[[ DATA FOR PROCESSING, beginning ]]

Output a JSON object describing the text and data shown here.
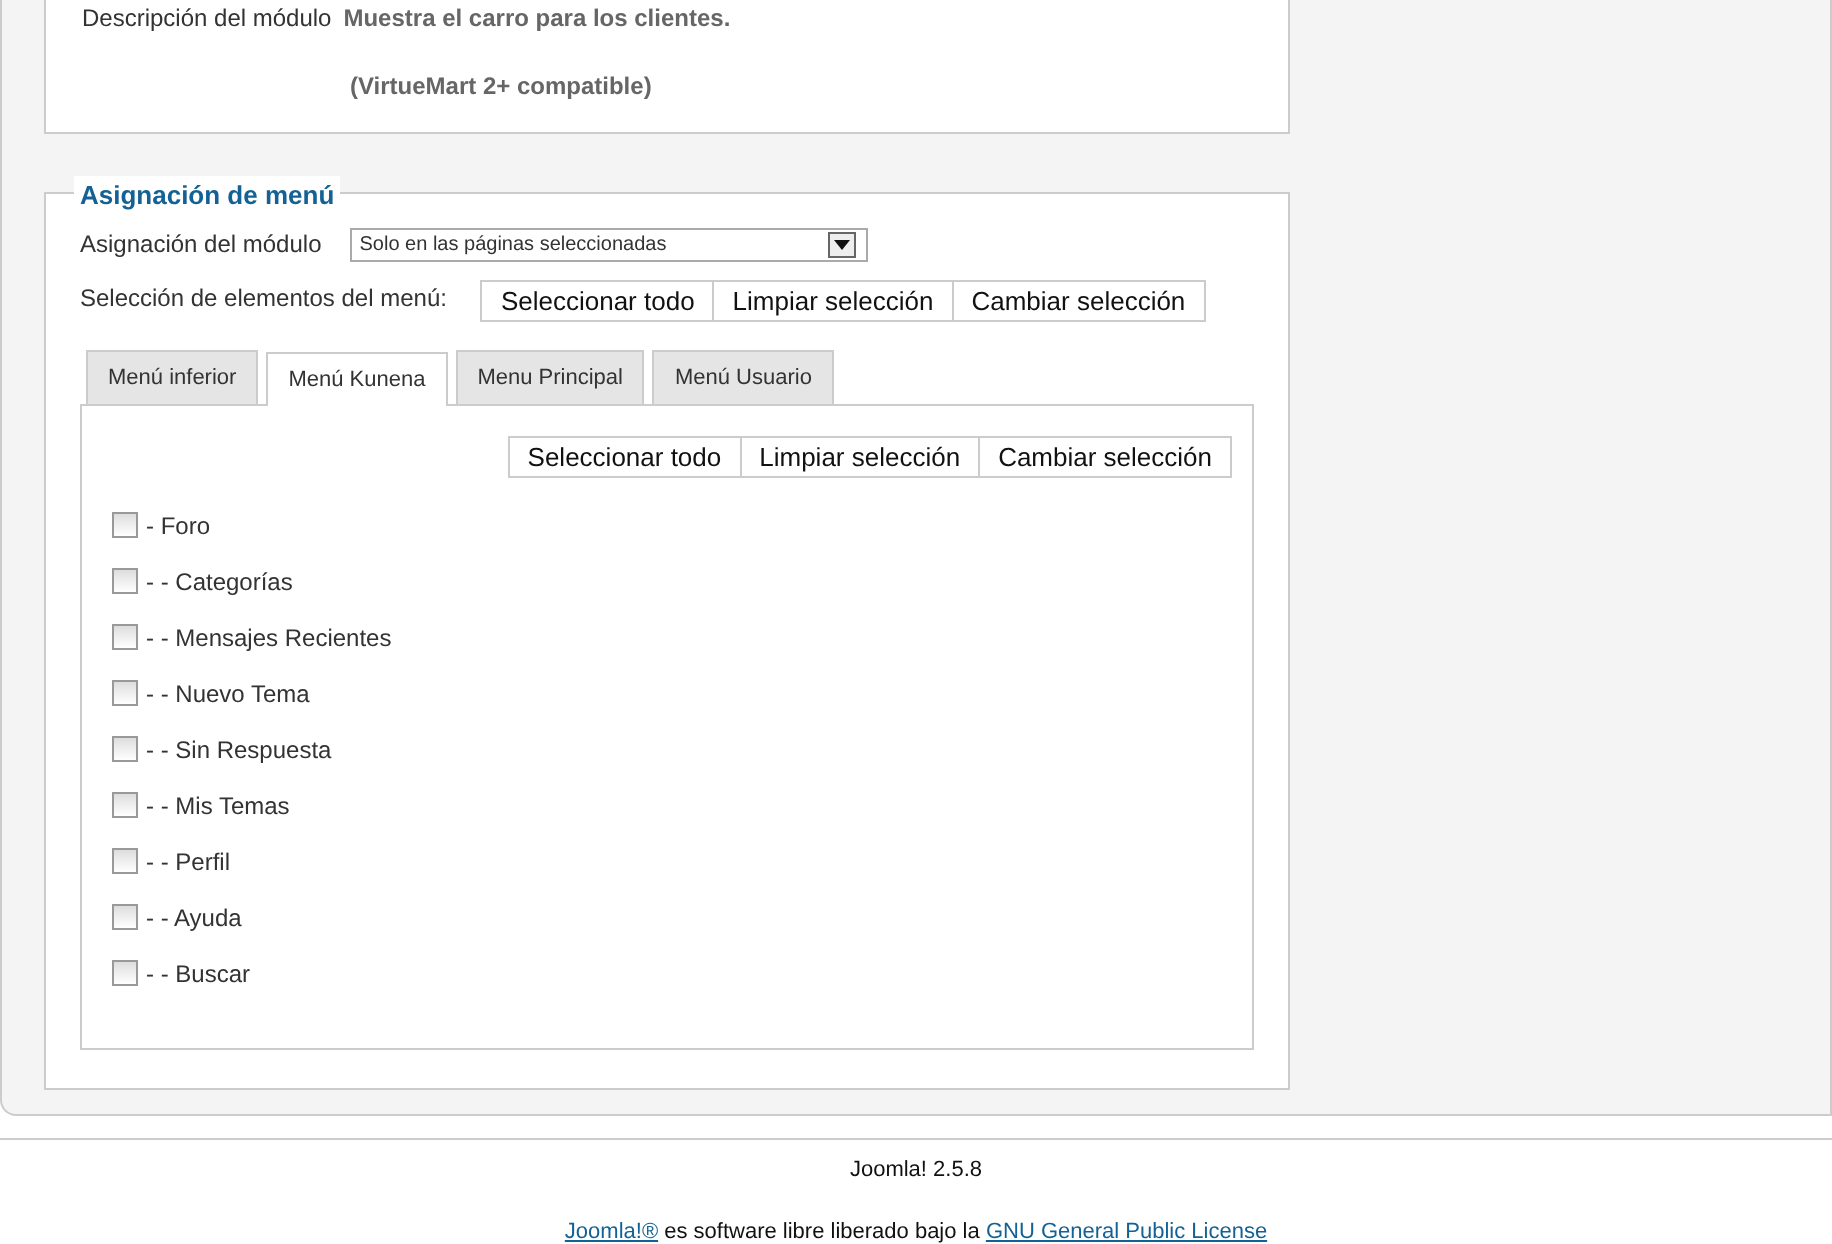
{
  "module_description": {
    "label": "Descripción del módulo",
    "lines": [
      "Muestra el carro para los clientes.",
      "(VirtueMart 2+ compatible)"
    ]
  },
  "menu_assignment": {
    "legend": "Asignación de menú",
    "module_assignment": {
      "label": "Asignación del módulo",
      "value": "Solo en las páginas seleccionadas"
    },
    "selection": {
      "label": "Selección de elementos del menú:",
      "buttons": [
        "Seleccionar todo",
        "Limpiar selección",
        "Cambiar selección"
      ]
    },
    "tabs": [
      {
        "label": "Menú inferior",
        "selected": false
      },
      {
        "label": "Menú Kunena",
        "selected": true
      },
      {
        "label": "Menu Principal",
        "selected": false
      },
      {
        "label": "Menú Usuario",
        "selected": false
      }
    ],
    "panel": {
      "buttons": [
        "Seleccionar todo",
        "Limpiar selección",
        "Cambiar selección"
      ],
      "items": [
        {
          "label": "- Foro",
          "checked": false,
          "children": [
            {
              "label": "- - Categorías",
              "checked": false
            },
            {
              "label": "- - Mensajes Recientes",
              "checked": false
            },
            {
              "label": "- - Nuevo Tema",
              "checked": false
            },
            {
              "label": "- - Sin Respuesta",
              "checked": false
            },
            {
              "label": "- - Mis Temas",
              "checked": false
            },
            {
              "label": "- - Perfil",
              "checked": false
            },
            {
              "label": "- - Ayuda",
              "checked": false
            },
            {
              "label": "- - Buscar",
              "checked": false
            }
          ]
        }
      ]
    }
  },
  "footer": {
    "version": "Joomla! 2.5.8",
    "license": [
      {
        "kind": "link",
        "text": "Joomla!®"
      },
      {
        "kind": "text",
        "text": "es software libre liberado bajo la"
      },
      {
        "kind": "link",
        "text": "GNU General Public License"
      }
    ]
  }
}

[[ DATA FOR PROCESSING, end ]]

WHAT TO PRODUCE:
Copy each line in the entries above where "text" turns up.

EXERCISE SOLUTION:
Output a JSON object describing the text and data shown here.
        "text": "Joomla!®"
        "kind": "text",
        "text": "es software libre liberado bajo la"
        "text": "GNU General Public License"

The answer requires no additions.